The power of attorney (POA) is established when an agent is obligated to perform a legal act for his principal, with the latter putting some or all of his property at the agent's disposal in order to authorize him to manage it within the limits assigned to him.
There are two main types of power of attorney (PoA) documents; A general PoA that does not specify a specific type of legal work and can include administrative affairs, and any disposition actions required by the administration.
The second type is a private PoA, in which the agent is assigned a specific legal task, and has no capacity other than that specified in the PoA. Within this agency relationship, the agent carries out a specific act of management or disposal, and it may deal with both actions at the same time. It is also solely concerned with matters of sale and purchase, approval, arbitration, and taking a legal oath on behalf of someone.
Despite this, sometimes a general power of attorney can be issued for a specific purpose, such as making signing lease contracts for companies, or signing sales contracts (either as the buyer or seller). In this case, the agent must not exceed the limits of the PoA terms, otherwise, it may be deemed legally ineffective.
In all cases, classifying the power of attorney as 'general' or 'private', is of no substantive importance, however, the text within it is, since the validity of PoA's depends on terms within its articles.

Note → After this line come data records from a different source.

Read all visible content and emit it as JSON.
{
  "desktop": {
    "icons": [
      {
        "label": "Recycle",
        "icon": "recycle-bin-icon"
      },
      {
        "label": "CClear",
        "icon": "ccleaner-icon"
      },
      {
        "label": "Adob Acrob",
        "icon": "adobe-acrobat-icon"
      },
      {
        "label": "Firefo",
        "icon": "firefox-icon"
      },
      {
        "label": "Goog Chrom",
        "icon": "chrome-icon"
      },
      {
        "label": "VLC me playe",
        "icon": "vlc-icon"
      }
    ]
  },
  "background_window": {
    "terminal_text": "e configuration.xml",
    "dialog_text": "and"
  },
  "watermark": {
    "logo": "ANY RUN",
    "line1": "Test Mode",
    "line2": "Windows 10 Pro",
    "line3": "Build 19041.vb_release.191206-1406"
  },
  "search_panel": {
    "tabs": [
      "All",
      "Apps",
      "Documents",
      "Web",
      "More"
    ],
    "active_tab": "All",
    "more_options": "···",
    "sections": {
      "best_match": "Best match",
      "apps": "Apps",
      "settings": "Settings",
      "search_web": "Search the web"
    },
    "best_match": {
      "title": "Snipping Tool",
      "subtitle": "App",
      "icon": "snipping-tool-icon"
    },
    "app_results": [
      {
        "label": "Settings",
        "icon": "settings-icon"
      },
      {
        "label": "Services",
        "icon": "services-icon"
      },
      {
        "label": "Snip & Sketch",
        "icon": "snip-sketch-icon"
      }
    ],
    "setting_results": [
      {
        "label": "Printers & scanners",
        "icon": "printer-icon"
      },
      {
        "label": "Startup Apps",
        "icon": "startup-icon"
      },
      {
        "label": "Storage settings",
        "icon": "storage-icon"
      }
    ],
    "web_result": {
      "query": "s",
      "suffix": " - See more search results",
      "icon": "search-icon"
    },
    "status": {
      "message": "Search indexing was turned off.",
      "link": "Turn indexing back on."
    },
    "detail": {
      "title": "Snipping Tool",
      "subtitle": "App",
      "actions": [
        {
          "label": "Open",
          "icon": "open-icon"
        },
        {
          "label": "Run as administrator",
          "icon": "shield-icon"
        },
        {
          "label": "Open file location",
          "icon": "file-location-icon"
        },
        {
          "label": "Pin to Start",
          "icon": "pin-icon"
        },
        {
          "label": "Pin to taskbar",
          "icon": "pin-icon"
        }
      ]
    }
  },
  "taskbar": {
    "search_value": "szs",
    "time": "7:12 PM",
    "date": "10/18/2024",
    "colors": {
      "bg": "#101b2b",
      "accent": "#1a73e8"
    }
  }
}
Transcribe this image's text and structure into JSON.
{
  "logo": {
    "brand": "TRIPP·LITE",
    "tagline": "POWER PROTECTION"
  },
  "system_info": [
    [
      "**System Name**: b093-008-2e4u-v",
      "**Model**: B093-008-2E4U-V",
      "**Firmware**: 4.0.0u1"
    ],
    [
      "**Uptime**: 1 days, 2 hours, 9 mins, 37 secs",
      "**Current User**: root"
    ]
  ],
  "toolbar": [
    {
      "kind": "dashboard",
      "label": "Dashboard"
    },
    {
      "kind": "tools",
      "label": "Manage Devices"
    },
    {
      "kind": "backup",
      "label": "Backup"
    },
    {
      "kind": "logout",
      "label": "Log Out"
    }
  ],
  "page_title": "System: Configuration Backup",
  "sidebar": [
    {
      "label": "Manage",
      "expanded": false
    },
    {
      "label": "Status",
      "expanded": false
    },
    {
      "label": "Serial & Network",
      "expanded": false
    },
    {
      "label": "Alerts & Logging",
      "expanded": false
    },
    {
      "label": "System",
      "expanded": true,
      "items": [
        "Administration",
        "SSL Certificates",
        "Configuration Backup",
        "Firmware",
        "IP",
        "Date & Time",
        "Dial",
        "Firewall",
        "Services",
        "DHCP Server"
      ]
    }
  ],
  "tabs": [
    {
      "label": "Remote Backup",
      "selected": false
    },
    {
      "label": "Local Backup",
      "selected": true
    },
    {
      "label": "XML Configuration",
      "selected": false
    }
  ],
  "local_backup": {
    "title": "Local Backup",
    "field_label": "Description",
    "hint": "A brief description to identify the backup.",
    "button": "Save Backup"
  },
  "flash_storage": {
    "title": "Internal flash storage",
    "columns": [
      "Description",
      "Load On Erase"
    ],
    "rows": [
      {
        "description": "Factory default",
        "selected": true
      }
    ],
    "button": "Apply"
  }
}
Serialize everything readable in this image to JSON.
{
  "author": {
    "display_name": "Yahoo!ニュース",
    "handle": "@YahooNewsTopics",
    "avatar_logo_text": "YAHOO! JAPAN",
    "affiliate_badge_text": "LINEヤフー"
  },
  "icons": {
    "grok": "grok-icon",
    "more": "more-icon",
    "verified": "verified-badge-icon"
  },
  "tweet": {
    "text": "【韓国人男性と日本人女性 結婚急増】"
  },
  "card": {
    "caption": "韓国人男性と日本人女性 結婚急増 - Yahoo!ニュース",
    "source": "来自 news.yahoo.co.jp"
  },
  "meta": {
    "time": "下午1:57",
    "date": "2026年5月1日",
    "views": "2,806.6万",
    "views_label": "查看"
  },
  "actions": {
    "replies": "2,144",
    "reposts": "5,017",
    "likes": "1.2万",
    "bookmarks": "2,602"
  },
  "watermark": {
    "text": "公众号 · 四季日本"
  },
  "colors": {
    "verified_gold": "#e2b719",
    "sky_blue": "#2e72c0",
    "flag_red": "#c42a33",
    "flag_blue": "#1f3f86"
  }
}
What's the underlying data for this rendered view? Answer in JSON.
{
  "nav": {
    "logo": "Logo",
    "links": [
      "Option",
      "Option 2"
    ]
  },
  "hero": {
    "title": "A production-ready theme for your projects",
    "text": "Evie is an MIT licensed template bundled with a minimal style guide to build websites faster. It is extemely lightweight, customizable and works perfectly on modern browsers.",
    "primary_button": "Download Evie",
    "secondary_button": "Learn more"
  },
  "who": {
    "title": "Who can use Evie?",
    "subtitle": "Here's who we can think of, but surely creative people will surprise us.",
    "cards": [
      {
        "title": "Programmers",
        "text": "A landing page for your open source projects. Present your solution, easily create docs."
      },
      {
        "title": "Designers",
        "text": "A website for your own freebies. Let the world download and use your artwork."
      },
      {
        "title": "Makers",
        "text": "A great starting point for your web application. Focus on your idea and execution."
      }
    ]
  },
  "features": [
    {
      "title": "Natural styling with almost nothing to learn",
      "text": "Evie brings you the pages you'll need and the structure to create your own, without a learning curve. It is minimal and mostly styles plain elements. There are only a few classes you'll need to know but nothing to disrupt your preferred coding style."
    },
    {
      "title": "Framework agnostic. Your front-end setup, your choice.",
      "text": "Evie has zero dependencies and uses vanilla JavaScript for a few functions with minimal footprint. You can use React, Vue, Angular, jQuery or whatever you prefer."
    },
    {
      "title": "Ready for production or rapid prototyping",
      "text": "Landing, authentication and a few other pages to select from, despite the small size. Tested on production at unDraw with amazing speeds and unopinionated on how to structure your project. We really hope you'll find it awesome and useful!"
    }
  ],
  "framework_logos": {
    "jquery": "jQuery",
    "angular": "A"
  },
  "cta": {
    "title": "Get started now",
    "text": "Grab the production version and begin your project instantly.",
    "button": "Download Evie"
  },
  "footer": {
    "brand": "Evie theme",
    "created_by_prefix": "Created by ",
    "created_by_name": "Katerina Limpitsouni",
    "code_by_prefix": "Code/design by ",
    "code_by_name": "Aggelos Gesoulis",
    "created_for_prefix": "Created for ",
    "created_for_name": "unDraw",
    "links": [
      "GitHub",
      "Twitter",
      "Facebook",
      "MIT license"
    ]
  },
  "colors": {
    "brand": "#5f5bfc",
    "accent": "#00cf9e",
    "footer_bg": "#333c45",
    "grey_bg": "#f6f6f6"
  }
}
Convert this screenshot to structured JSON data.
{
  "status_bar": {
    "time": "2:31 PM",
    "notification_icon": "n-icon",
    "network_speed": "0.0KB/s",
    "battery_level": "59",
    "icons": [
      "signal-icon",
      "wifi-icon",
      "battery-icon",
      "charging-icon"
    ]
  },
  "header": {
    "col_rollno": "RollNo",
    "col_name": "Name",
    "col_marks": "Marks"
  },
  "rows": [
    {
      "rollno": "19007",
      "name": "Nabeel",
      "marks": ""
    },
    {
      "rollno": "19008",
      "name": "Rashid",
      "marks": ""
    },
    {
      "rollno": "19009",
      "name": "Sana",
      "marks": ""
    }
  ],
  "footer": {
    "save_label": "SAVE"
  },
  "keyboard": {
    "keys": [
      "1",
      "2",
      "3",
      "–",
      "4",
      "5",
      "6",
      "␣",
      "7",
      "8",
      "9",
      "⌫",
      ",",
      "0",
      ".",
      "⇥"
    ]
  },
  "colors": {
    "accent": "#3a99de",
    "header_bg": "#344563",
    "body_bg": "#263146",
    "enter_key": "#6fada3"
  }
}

Accordingly, if the price element is obligatory in the sale contract, its absence leads to the nullity of the contract as a whole. Similarly, a power of attorney to sell to oneself or to a third party will also not be valid without specifying a price that has been agreed upon by the parties or at least has the ability to be identified.
As for POAs that are issued to banks when selling to oneself or third-parties as a guarantee of indebtedness, shall not take place or even be taken into consideration without a preliminary sale contract being drawn up in which it is proven that the buyer has paid the price to the seller and that this price is nonrefundable.
Herein we refer to one of the cases in which the Court of Cassation ruled on the invalidity of a registered sale contract since this was done by proxy, and without the price being mentioned.
On the ground of this ruling, the court said that the client had disputed over the sale and the price and that the agency he has entered into is in fact a guarantee of the fulfillment of his indebtedness to the bank, and not a license to sell.
However, under this agency, the latter sold the disputed apartment to himself by contract, for a far cheaper price, that was not expressly or implicitly agreed upon in the power of attorney. This in turn invalidates the contract since it did not include the element of 'a specific price' necessary for a legally valid sale.
To conclude, the aim of this article is to highlight that a power of attorney to sell must specify the price explicitly or implicitly in order for the sale to be valid.
The content of this article is intended to provide a general guide to the subject matter. Specialist advice should be sought about your specific circumstances.